Counselling/ counselling ideas may help to cope with the challenges of ‘change’ ‘The more I am willing to be myself in all this complexity of life […] the more I am willing to understand and accept the realities in myself and in the other person […]” Rogers (1961). In order to tackle changes in a client’s life, it is important for the counsellor themselves to be self-aware and have an understanding of others’ values, beliefs and attitudes although they may conflict with their own. The counsellor is there to help the client adapt to these changes, helping clients to push out old information and take in new- this however is also an aspect of change which the counsellor has to help the client pursue whilst keeping ethical and professional boundaries. Changes are accompanied by strong emotions, both negative and positive and counselling is able to support the transition from one state to another. When looking at coping with change it is not possible to ignore some of the events which change our development, life events which cause significant change are called transitions (Jeffery, J in Aldridge, S & Rigby, S 2004).
The most interesting item to me was learning about “Locus of Control” and whether you or the members of your group possess a strong internal or external control. This can really help when determining what type of reward to use in order to motivate members or the group as a whole. How does this knowledge affect the way you interact in groups? It effects my interactions with groups in that I will be more cognizant of the members and group when dealing with incentives to motivate. As stated in our text book Engleberg and Wynn (2010), “Rewards should be associated with worthy behavior and should be
Reflecting on my activities can help me learn from other people’s strategies. Reflections also helps me to find my weakness and strengths so that I can develop and improve on them. Reflecting on myself is a complex activity that requires the individual to develop a set skills. When I reflect I stand back and think of situation or problem, gain a new perspective of something and make sense of my experience and construct meaning and knowledge that direct actions in practice. I use evidence to help me to decide on any decisions I make.

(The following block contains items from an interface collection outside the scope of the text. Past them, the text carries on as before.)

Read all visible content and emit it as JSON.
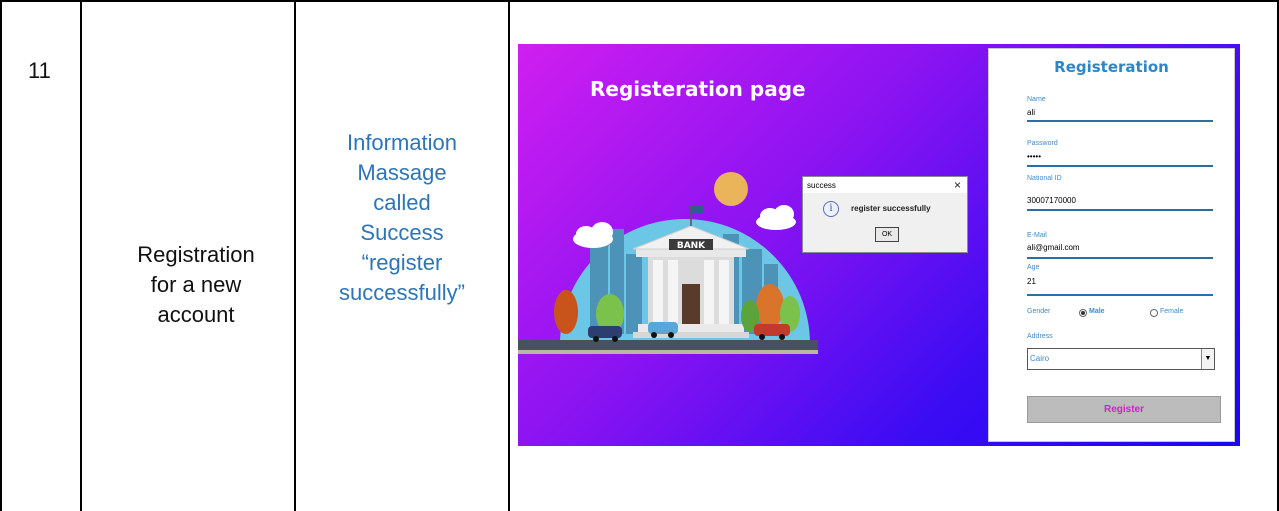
{
  "row": {
    "number": "11",
    "description_lines": [
      "Registration",
      "for a new",
      "account"
    ],
    "expected_lines": [
      "Information",
      "Massage",
      "called",
      "Success",
      "“register",
      "successfully”"
    ]
  },
  "screenshot": {
    "page_heading": "Registeration page",
    "illustration": {
      "building_sign": "BANK"
    },
    "dialog": {
      "title": "success",
      "close_glyph": "×",
      "info_glyph": "i",
      "message": "register successfully",
      "ok_label": "OK"
    },
    "form": {
      "title": "Registeration",
      "fields": [
        {
          "label": "Name",
          "value": "ali"
        },
        {
          "label": "Password",
          "value": "•••••"
        },
        {
          "label": "National ID",
          "value": "30007170000"
        },
        {
          "label": "E-Mail",
          "value": "ali@gmail.com"
        },
        {
          "label": "Age",
          "value": "21"
        }
      ],
      "gender": {
        "label": "Gender",
        "options": [
          "Male",
          "Female"
        ],
        "selected": "Male"
      },
      "address": {
        "label": "Address",
        "selected": "Cairo"
      },
      "submit_label": "Register"
    },
    "colors": {
      "gradient_start": "#d01ef0",
      "gradient_end": "#1a06f2",
      "accent_blue": "#2f86c7",
      "register_text": "#d11fd1"
    }
  }
}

Social learning theory suggests that aggression is learnt, by observing others acting aggressively. For the social learning theory an individual would observe a model and try to recreate the models behavior who has repeatedly been reinforced. Before the individual can reinact the aggressive behavior they must form mental representations of it in their mind and commit these to memory. The individual will learn what acts would be rewarded and what acts would be punished and commit this to memory. They must then enable how they will enact these behaviours in their mind and believe that they have a similar ability to the model to be able to have the same effect as the model.
People that influence you, you tend to look up to them and listen to what they have to say and what they do. This would mean you are trying to copy the way they are. You would copy their behaviour and the way they do things and you may copy certain things about them that you never had before. The behaviourist approach is when they learn through punishment and positive reinforcement. If they do something wrong then they get punished for it and get told to do the right thing which will make them learn and remember the right behaviour.